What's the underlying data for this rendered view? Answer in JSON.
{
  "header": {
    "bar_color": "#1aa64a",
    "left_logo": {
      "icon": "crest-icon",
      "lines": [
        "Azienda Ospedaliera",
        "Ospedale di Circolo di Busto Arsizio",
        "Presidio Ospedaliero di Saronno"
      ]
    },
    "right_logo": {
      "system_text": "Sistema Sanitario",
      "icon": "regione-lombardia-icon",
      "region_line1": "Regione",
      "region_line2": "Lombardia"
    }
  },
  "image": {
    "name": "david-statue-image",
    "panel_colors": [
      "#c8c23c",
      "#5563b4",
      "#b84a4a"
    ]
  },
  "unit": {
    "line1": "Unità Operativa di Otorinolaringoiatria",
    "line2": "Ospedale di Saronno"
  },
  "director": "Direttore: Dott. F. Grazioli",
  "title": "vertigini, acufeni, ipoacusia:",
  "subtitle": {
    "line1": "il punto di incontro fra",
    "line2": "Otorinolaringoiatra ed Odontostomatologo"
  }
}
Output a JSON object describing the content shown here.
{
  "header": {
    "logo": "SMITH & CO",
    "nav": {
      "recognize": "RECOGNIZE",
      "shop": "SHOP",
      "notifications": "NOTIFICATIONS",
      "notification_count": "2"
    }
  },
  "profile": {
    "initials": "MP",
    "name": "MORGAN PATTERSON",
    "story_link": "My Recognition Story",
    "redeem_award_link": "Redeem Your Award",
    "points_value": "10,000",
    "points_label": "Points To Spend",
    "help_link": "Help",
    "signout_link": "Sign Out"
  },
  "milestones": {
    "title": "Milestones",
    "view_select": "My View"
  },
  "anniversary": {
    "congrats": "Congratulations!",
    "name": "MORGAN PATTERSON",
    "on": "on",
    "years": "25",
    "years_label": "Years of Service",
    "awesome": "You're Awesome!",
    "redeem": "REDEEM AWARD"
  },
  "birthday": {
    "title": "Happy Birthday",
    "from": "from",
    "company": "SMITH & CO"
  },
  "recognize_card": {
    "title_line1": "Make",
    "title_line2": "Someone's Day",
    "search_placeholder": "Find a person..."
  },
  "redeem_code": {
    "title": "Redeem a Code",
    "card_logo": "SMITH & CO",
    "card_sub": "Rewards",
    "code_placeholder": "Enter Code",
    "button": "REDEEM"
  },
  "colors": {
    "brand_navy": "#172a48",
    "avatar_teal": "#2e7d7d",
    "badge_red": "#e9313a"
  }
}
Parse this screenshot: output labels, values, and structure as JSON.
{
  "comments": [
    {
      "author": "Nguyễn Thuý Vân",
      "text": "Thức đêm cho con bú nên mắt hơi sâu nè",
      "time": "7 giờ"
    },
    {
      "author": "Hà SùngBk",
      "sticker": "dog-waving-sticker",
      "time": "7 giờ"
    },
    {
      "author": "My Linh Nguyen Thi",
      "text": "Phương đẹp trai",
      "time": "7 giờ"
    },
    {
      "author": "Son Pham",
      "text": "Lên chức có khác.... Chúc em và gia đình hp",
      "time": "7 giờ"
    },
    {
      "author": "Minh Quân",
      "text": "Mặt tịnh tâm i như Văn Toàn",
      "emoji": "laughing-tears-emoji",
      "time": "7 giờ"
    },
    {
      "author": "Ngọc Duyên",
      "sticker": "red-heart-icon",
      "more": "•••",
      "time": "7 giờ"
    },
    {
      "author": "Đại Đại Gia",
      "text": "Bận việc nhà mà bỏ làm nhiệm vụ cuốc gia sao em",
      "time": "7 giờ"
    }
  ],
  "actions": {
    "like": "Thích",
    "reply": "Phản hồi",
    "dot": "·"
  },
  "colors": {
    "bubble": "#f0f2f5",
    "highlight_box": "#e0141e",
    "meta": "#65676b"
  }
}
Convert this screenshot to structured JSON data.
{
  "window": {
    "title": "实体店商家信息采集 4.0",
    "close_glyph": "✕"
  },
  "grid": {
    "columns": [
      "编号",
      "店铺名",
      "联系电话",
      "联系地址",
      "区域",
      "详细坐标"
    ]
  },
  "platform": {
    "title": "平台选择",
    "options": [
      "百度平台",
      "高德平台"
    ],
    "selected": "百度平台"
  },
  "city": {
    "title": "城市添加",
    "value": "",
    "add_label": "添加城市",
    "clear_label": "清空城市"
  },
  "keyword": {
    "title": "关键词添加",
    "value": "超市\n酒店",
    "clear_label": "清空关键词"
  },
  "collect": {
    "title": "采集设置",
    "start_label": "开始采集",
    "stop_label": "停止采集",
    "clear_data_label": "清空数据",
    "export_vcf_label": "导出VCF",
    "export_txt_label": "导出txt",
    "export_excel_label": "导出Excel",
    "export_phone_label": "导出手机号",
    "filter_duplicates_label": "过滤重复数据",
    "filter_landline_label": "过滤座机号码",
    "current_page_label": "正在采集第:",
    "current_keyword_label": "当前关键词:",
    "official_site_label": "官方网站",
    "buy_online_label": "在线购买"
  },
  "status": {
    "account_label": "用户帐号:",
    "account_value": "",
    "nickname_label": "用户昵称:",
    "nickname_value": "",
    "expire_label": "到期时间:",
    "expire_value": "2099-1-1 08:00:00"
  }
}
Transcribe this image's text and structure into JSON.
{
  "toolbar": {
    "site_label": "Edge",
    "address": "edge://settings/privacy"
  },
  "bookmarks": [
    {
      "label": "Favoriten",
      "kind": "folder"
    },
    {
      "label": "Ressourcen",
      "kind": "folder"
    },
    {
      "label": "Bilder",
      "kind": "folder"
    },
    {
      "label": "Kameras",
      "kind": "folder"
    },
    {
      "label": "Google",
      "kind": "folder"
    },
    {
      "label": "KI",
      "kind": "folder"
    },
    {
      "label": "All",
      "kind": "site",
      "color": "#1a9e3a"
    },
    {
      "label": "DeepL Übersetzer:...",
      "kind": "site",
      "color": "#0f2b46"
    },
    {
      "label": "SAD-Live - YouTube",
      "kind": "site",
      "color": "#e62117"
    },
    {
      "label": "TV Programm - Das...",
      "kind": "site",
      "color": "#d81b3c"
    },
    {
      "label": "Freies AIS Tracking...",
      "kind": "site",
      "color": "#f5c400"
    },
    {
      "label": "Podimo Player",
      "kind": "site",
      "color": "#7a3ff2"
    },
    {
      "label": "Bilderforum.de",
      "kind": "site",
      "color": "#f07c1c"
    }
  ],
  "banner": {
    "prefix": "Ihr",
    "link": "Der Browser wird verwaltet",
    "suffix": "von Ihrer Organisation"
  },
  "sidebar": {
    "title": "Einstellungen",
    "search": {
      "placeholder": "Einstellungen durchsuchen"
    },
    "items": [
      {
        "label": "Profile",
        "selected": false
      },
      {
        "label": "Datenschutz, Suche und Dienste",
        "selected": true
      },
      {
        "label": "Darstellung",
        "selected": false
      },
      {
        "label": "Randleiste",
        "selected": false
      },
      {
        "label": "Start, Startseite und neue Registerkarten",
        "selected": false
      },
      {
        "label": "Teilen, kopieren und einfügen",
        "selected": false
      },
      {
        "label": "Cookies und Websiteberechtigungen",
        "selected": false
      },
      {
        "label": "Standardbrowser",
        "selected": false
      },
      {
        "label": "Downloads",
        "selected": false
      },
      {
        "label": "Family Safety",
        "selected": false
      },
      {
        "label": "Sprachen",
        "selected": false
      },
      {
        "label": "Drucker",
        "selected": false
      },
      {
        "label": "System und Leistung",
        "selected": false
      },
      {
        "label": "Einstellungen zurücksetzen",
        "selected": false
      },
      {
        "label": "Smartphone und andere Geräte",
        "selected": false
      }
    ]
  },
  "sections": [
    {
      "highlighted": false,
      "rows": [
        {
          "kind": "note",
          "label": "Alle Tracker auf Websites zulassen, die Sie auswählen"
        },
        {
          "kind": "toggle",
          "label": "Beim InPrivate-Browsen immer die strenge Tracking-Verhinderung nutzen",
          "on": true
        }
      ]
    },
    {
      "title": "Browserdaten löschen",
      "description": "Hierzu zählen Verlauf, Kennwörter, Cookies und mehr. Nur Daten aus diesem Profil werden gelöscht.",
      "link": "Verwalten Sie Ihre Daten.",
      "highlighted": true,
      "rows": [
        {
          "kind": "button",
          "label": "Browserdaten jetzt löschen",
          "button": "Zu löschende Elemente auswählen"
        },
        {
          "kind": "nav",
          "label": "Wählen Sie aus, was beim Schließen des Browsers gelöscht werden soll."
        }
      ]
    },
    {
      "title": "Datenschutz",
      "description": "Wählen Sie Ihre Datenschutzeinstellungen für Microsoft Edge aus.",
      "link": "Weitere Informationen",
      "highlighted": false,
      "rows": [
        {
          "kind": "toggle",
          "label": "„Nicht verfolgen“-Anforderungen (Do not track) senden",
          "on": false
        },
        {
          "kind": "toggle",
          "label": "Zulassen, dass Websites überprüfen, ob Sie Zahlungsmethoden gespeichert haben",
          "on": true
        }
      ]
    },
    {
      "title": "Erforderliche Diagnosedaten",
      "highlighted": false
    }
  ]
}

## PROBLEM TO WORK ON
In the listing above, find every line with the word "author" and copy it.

## TASK OUTPUT
      "author": "Nguyễn Thuý Vân",
      "author": "Hà SùngBk",
      "author": "My Linh Nguyen Thi",
      "author": "Son Pham",
      "author": "Minh Quân",
      "author": "Ngọc Duyên",
      "author": "Đại Đại Gia",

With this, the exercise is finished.